[ii] U.S. Federal Trade Commission (FTC), Cigarette Report for 2020, 2021 https://www.ftc.gov/system/files/documents/reports/federal-trade-commiss... [data for top 5 manufacturers only].; FTC, Smokeless Tobacco Report for 2020, 2021, https://www.ftc.gov/system/files/documents/reports/federal-trade-commiss... [Data for top 5 manufacturers only]. FTC, E-Cigarette Report for 2019 – 2020, 2022. https://www.ftc.gov/system/files/ftc_gov/pdf/E-Cigarette%20Report%202019...
[iii] Park-Lee E, Ren C, Cooper M, Cornelius M, Jamal A, Cullen KA. Tobacco Product Use Among Middle and High School Students — United States, 2022. MMWR Morb Mortal Wkly Rep 2022;71:1429–1435. DOI: http://dx.doi.org/10.15585/mmwr.mm7145a1.
[iv] Park-Lee E, Ren C, Cooper M, Cornelius M, Jamal A, Cullen KA. Tobacco Product Use Among Middle and High School Students — United States, 2022. MMWR Morb Mortal Wkly Rep 2022;71:1429–1435. DOI: http://dx.doi.org/10.15585/mmwr.mm7145a1.
[v] Cornelius ME, Loretan CG, Wang TW, Jamal A, Homa DM. Tobacco Product Use Among Adults — United States, 2020. MMWR Morb Mortal Wkly Rep 2022;71:397–405. DOI: http://dx.doi.org/10.15585/mmwr.mm7111a1
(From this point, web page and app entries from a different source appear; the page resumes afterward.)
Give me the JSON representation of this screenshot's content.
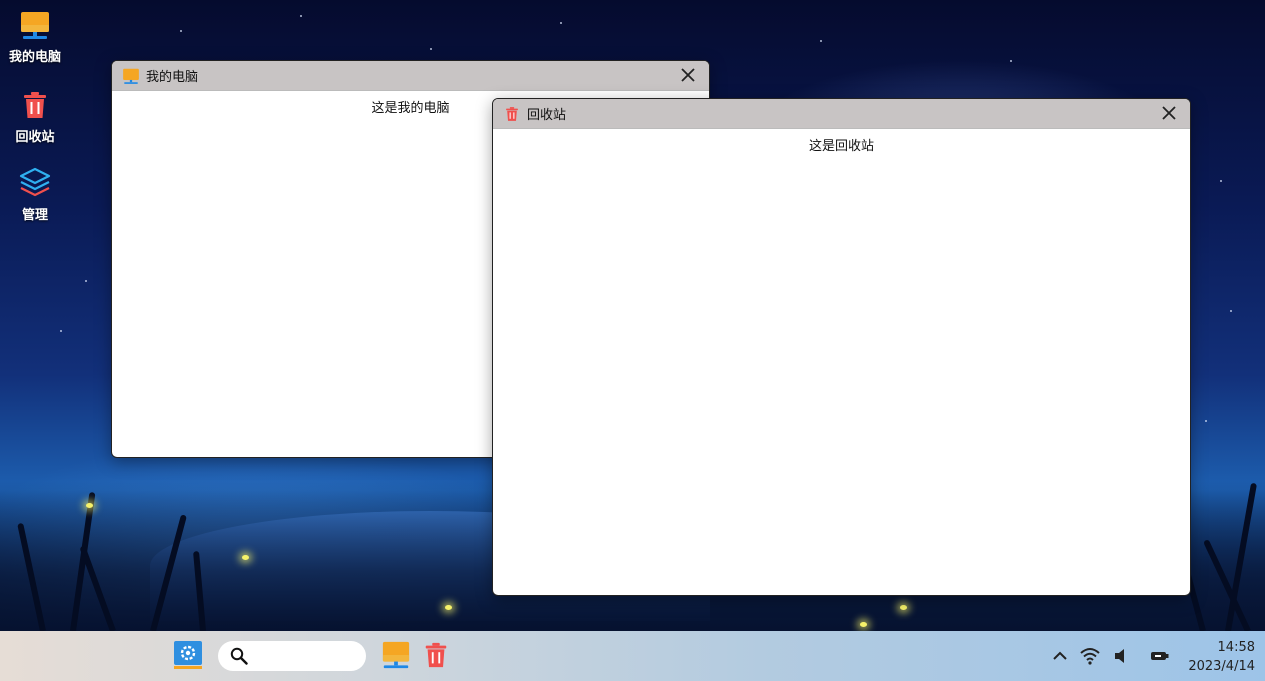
{
  "desktop": {
    "icons": [
      {
        "label": "我的电脑",
        "icon": "computer-icon"
      },
      {
        "label": "回收站",
        "icon": "trash-icon"
      },
      {
        "label": "管理",
        "icon": "layers-icon"
      }
    ]
  },
  "windows": [
    {
      "title": "我的电脑",
      "icon": "computer-icon",
      "content": "这是我的电脑"
    },
    {
      "title": "回收站",
      "icon": "trash-icon",
      "content": "这是回收站"
    }
  ],
  "taskbar": {
    "search": {
      "placeholder": "",
      "value": ""
    },
    "apps": [
      "settings-icon",
      "computer-icon",
      "trash-icon"
    ],
    "tray": [
      "chevron-up-icon",
      "wifi-icon",
      "volume-icon",
      "battery-icon"
    ],
    "time": "14:58",
    "date": "2023/4/14"
  },
  "colors": {
    "titlebar": "#c8c4c4",
    "trash_red": "#f0504d",
    "computer_orange": "#f5a623",
    "computer_blue": "#1e88e5",
    "settings_blue": "#2f8fe0"
  }
}
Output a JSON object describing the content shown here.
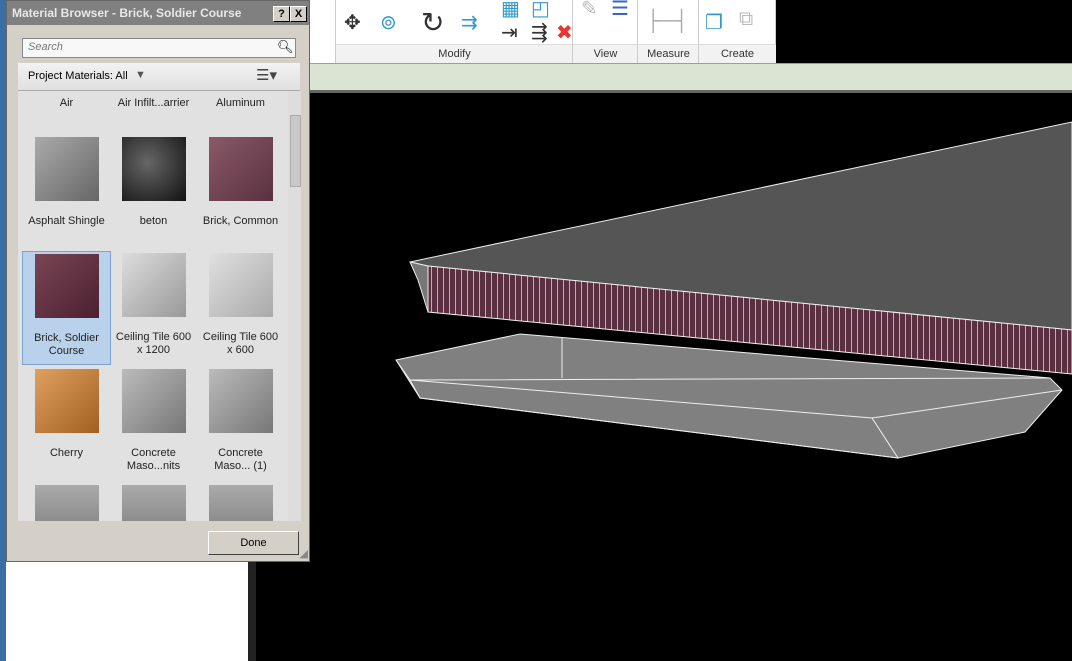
{
  "dialog": {
    "title": "Material Browser - Brick, Soldier Course",
    "help": "?",
    "close": "X",
    "search_placeholder": "Search",
    "filter": "Project Materials: All",
    "done": "Done",
    "selected": "Brick, Soldier Course",
    "materials": [
      {
        "name": "Air",
        "thumb": ""
      },
      {
        "name": "Air Infilt...arrier",
        "thumb": ""
      },
      {
        "name": "Aluminum",
        "thumb": ""
      },
      {
        "name": "Asphalt Shingle",
        "thumb": "linear-gradient(135deg,#aaa,#666)"
      },
      {
        "name": "beton",
        "thumb": "radial-gradient(circle at 40% 40%,#666,#111)"
      },
      {
        "name": "Brick, Common",
        "thumb": "linear-gradient(135deg,#8a5a68,#5a3040)"
      },
      {
        "name": "Brick, Soldier Course",
        "thumb": "linear-gradient(135deg,#7a4555,#4a2030)"
      },
      {
        "name": "Ceiling Tile 600 x 1200",
        "thumb": "linear-gradient(135deg,#ddd,#999)"
      },
      {
        "name": "Ceiling Tile 600 x 600",
        "thumb": "linear-gradient(135deg,#e0e0e0,#aaa)"
      },
      {
        "name": "Cherry",
        "thumb": "linear-gradient(135deg,#e0a060,#a06020)"
      },
      {
        "name": "Concrete Maso...nits",
        "thumb": "linear-gradient(135deg,#bbb,#777)"
      },
      {
        "name": "Concrete Maso... (1)",
        "thumb": "linear-gradient(135deg,#bbb,#777)"
      },
      {
        "name": "",
        "thumb": "linear-gradient(#aaa,#777)"
      },
      {
        "name": "",
        "thumb": "linear-gradient(#aaa,#777)"
      },
      {
        "name": "",
        "thumb": "linear-gradient(#aaa,#777)"
      }
    ]
  },
  "ribbon": {
    "panels": [
      "Modify",
      "View",
      "Measure",
      "Create"
    ]
  }
}
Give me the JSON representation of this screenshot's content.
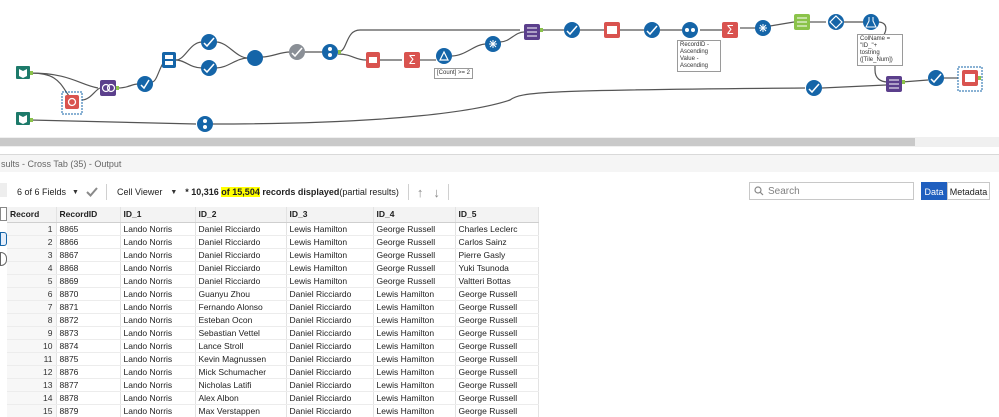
{
  "workflow": {
    "tool_labels": [
      "[Count] >= 2",
      "RecordID -\nAscending\nValue - Ascending",
      "ColName = \"ID_\"+\ntostring\n([Tile_Num])"
    ]
  },
  "results": {
    "title": "sults - Cross Tab (35) - Output"
  },
  "toolbar": {
    "fields_label": "6 of 6 Fields",
    "cell_viewer_label": "Cell Viewer",
    "records_prefix": "* 10,316 ",
    "records_of": "of ",
    "records_total": "15,504",
    "records_suffix": " records displayed",
    "records_note": "(partial results)",
    "search_placeholder": "Search",
    "data_tab": "Data",
    "metadata_tab": "Metadata"
  },
  "grid": {
    "columns": [
      "Record",
      "RecordID",
      "ID_1",
      "ID_2",
      "ID_3",
      "ID_4",
      "ID_5"
    ],
    "rows": [
      [
        "1",
        "8865",
        "Lando Norris",
        "Daniel Ricciardo",
        "Lewis Hamilton",
        "George Russell",
        "Charles Leclerc"
      ],
      [
        "2",
        "8866",
        "Lando Norris",
        "Daniel Ricciardo",
        "Lewis Hamilton",
        "George Russell",
        "Carlos Sainz"
      ],
      [
        "3",
        "8867",
        "Lando Norris",
        "Daniel Ricciardo",
        "Lewis Hamilton",
        "George Russell",
        "Pierre Gasly"
      ],
      [
        "4",
        "8868",
        "Lando Norris",
        "Daniel Ricciardo",
        "Lewis Hamilton",
        "George Russell",
        "Yuki Tsunoda"
      ],
      [
        "5",
        "8869",
        "Lando Norris",
        "Daniel Ricciardo",
        "Lewis Hamilton",
        "George Russell",
        "Valtteri Bottas"
      ],
      [
        "6",
        "8870",
        "Lando Norris",
        "Guanyu Zhou",
        "Daniel Ricciardo",
        "Lewis Hamilton",
        "George Russell"
      ],
      [
        "7",
        "8871",
        "Lando Norris",
        "Fernando Alonso",
        "Daniel Ricciardo",
        "Lewis Hamilton",
        "George Russell"
      ],
      [
        "8",
        "8872",
        "Lando Norris",
        "Esteban Ocon",
        "Daniel Ricciardo",
        "Lewis Hamilton",
        "George Russell"
      ],
      [
        "9",
        "8873",
        "Lando Norris",
        "Sebastian Vettel",
        "Daniel Ricciardo",
        "Lewis Hamilton",
        "George Russell"
      ],
      [
        "10",
        "8874",
        "Lando Norris",
        "Lance Stroll",
        "Daniel Ricciardo",
        "Lewis Hamilton",
        "George Russell"
      ],
      [
        "11",
        "8875",
        "Lando Norris",
        "Kevin Magnussen",
        "Daniel Ricciardo",
        "Lewis Hamilton",
        "George Russell"
      ],
      [
        "12",
        "8876",
        "Lando Norris",
        "Mick Schumacher",
        "Daniel Ricciardo",
        "Lewis Hamilton",
        "George Russell"
      ],
      [
        "13",
        "8877",
        "Lando Norris",
        "Nicholas Latifi",
        "Daniel Ricciardo",
        "Lewis Hamilton",
        "George Russell"
      ],
      [
        "14",
        "8878",
        "Lando Norris",
        "Alex Albon",
        "Daniel Ricciardo",
        "Lewis Hamilton",
        "George Russell"
      ],
      [
        "15",
        "8879",
        "Lando Norris",
        "Max Verstappen",
        "Daniel Ricciardo",
        "Lewis Hamilton",
        "George Russell"
      ]
    ]
  },
  "colors": {
    "accent_blue": "#1f5fbf",
    "highlight": "#ffff00",
    "tool_blue": "#1565a8",
    "tool_teal": "#1d7a6a",
    "tool_red": "#d9534f",
    "tool_purple": "#5b3f8c",
    "tool_green": "#8bc34a"
  }
}
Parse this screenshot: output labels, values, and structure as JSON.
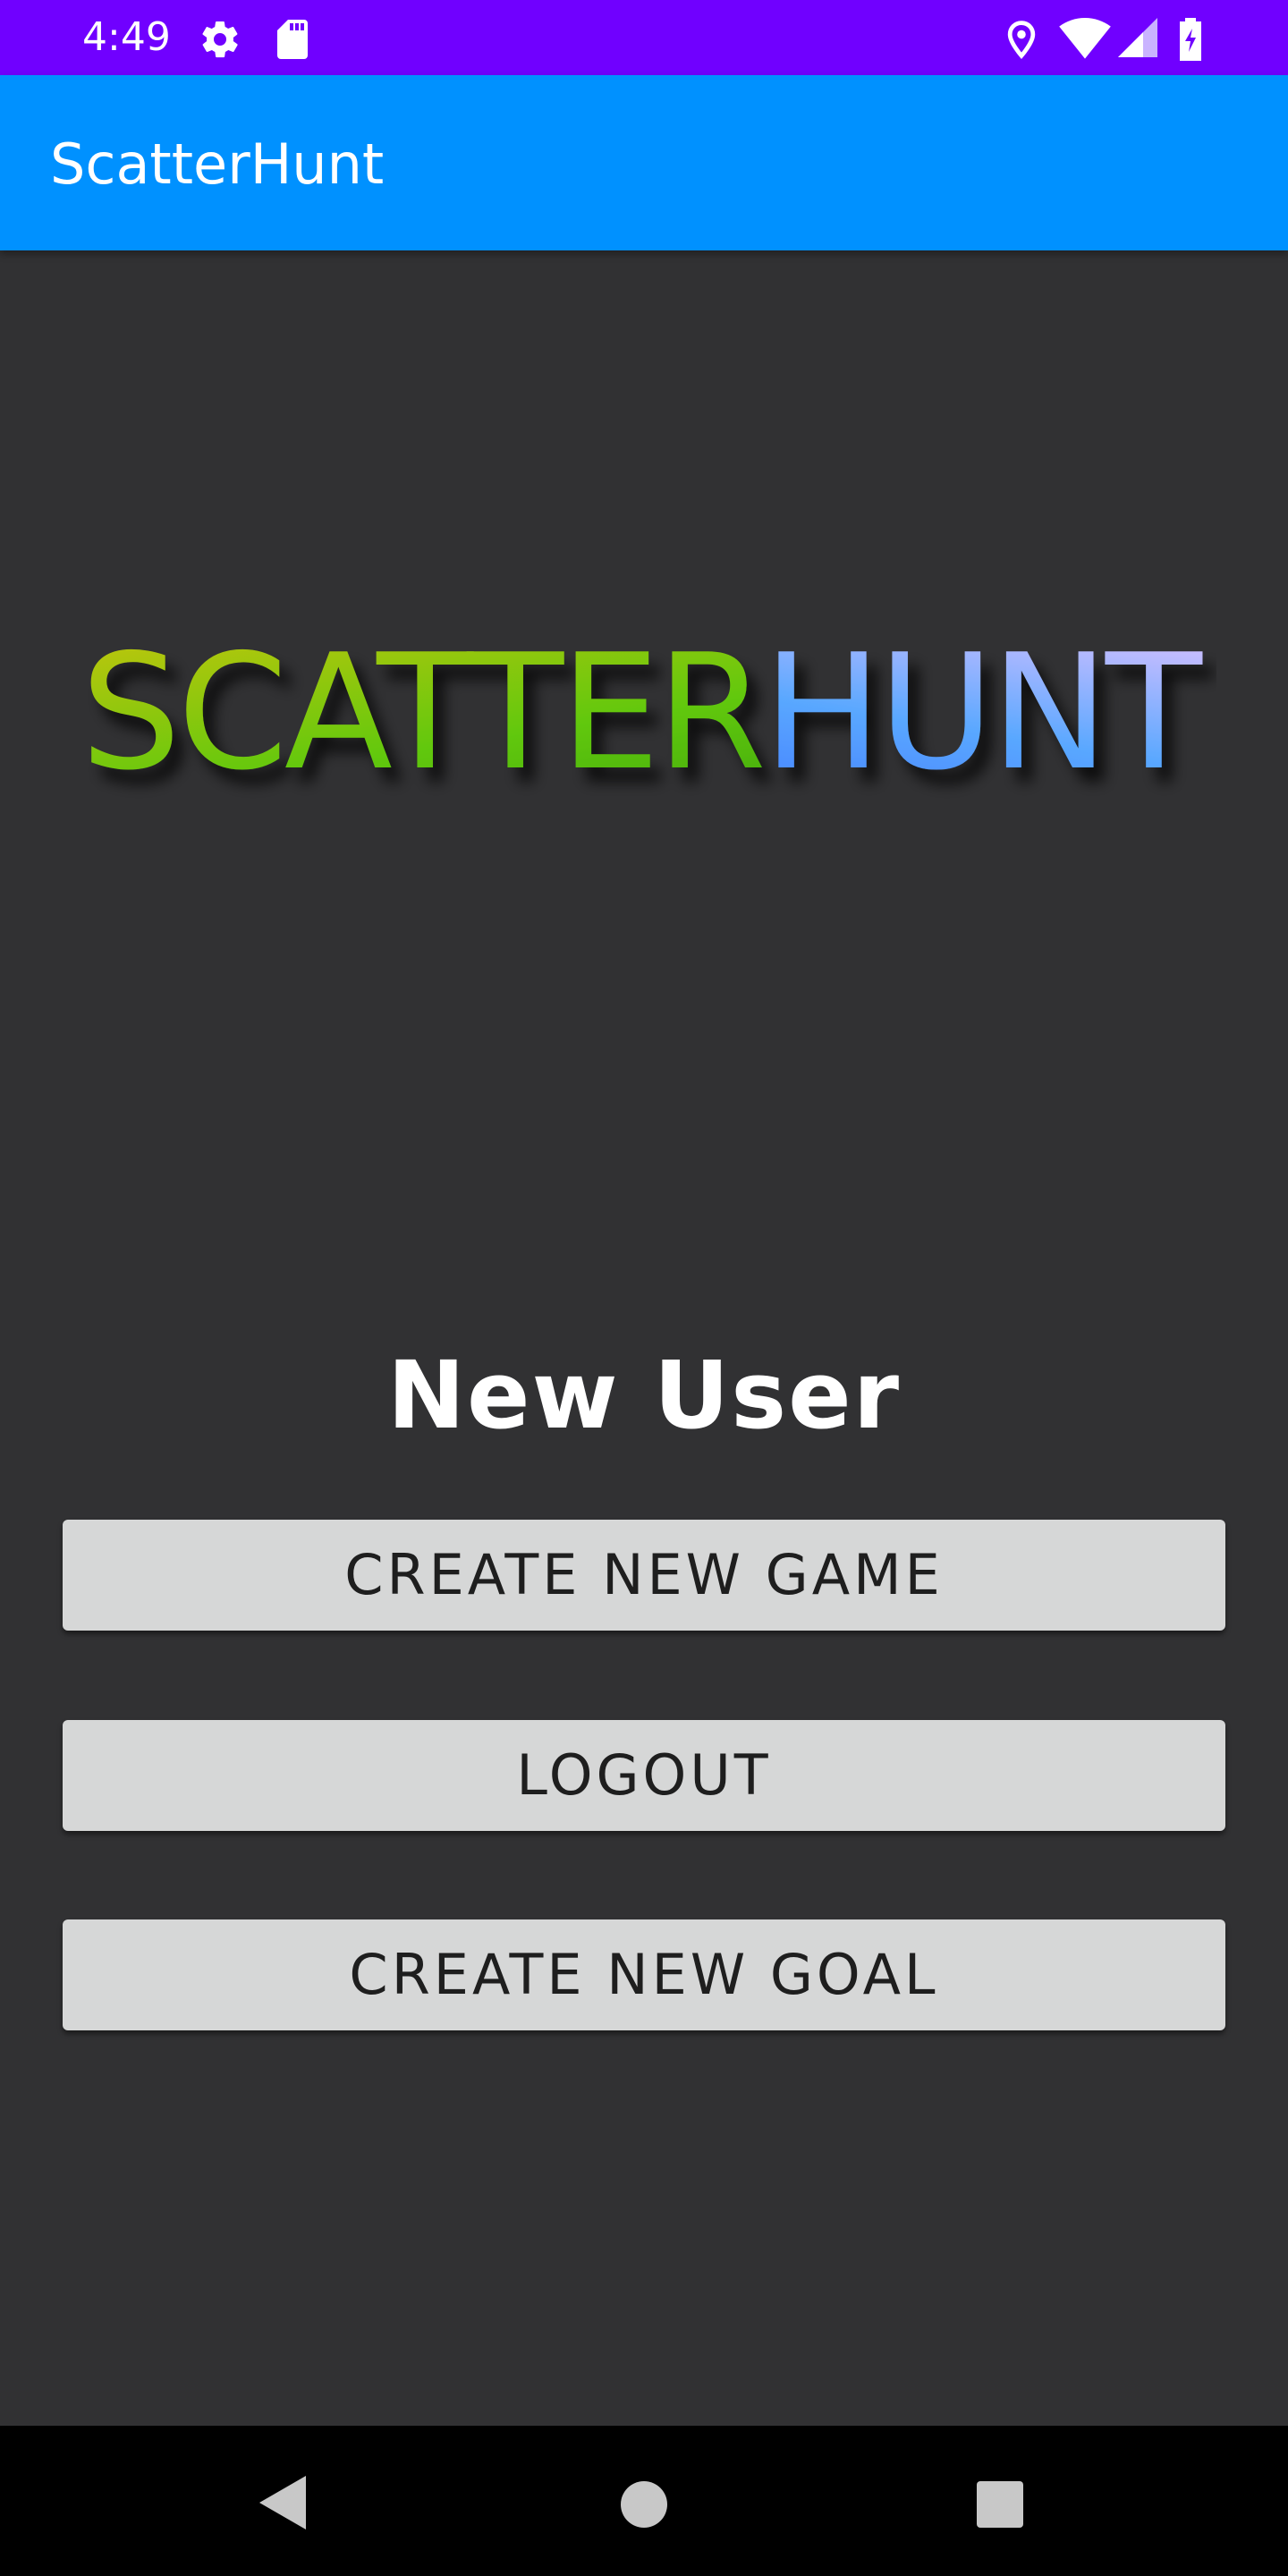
{
  "status_bar": {
    "time": "4:49",
    "icons": [
      "gear-icon",
      "sd-card-icon",
      "location-icon",
      "wifi-icon",
      "cell-signal-icon",
      "battery-charging-icon"
    ]
  },
  "app_bar": {
    "title": "ScatterHunt"
  },
  "logo": {
    "part1": "SCATTER",
    "part2": "HUNT",
    "colors": {
      "part1_start": "#b9c20a",
      "part1_end": "#3fbf0a",
      "part2_start": "#3a6bff",
      "part2_end": "#d9b7ff"
    }
  },
  "main": {
    "heading": "New User",
    "buttons": {
      "create_game": "CREATE NEW GAME",
      "logout": "LOGOUT",
      "create_goal": "CREATE NEW GOAL"
    }
  },
  "nav_bar": {
    "icons": [
      "back-icon",
      "home-icon",
      "recents-icon"
    ]
  },
  "colors": {
    "status_bar": "#7000ff",
    "app_bar": "#0091ff",
    "background": "#313133",
    "button": "#d6d7d7"
  }
}
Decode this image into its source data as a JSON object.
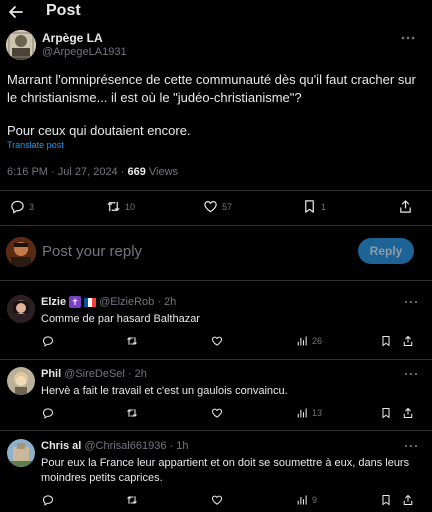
{
  "header": {
    "title": "Post"
  },
  "post": {
    "author_name": "Arpège LA",
    "author_handle": "@ArpegeLA1931",
    "text_line1": "Marrant l'omniprésence de cette communauté dès qu'il faut cracher sur le christianisme... il est où le \"judéo-christianisme\"?",
    "text_line2": "Pour ceux qui doutaient encore.",
    "translate": "Translate post",
    "time": "6:16 PM · Jul 27, 2024 · ",
    "views_count": "669",
    "views_label": " Views",
    "replies": "3",
    "reposts": "10",
    "likes": "57",
    "bookmarks": "1"
  },
  "reply_box": {
    "placeholder": "Post your reply",
    "button": "Reply"
  },
  "comments": [
    {
      "name": "Elzie",
      "handle": "@ElzieRob · 2h",
      "text": "Comme de par hasard Balthazar",
      "views": "26"
    },
    {
      "name": "Phil",
      "handle": "@SireDeSel · 2h",
      "text": "Hervè a fait le travail et c'est un gaulois convaincu.",
      "views": "13"
    },
    {
      "name": "Chris al",
      "handle": "@Chrisal661936 · 1h",
      "text": "Pour eux la France leur appartient et on doit se soumettre à eux, dans leurs moindres petits caprices.",
      "views": "9"
    }
  ],
  "icons": {
    "back": "arrow-left-icon",
    "more": "ellipsis-icon",
    "reply": "speech-bubble-icon",
    "repost": "repost-icon",
    "like": "heart-icon",
    "bookmark": "bookmark-icon",
    "share": "share-icon",
    "views": "bar-chart-icon",
    "badge": "cross-icon"
  },
  "colors": {
    "background": "#000000",
    "text": "#e7e9ea",
    "muted": "#71767b",
    "link": "#1d9bf0",
    "reply_button": "#1d6396",
    "divider": "#2f3336"
  }
}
[vii] Buchting FO, Emory KT, Scout, Kim Y, Fagan P, Vera LE, Emery S. Transgender Use of Cigarettes, Cigars, and E-cigarettes in a National Study. American Journal of Preventive Medicine July 2017.
[ix] American Lung Association. Smoking Out a Deadly Threat: Tobacco Use in the LGBT Community. 2010. http://www.lung.org/assets/documents/research/lgbt-report.pdf
[x] Centers for Disease Control and Prevention (CDC). Lesbian, Gay, Bisexual, and Transgender Persons and Tobacco Use. Updated February 28, 2017. https://www.cdc.gov/tobacco/disparities/lgbt/index.htm
[xi] The Truth Initiative. Tobacco Use in LGBT Communities. February 2018. https://truthinitiative.org/news/tobacco-social-justice-issue-smoking-and-lgbt-communities. See Also American Lung Association. Smoking Out a Deadly Threat: Tobacco Use in the LGBT Community. 2010. http://www.lung.org/assets/documents/research/lgbt-report.pdf
[xii] The Truth Initiative. Tobacco Use in LGBT Communities. February 2018. https://truthinitiative.org/news/tobacco-social-justice-issue-smoking-and-lgbt-communities. See also Ramirez A. Philip Morris to Increase AIDS Donations. The New York Times. 05/30/1991, 1991; Company News.
[xiii] The Truth Initiative. Tobacco Use in LGBT Communities. February 2018. https://truthinitiative.org/news/tobacco-social-justice-issue-smoking-an...
[xiv] The Truth Initiative. One Trend That’s Changing Pride Festivals for the Better. 2017. https://truthinitiative.org/news/one-trend-changing-pride-festivals-better
[xv] Centers for Disease Control and Prevention (CDC). Lesbian, Gay, Bisexual, and Transgender Persons and Tobacco Use. Updated February 28, 2017. https://www.cdc.gov/tobacco/disparities/lgbt/index.htm
[xvi] Centers for Disease Control and Prevention (CDC). Health Effects of Cigarette Smoking. Updated October 29, 2021. https://www.cdc.gov/tobacco/data_statistics/fact_sheets/health_effects/e...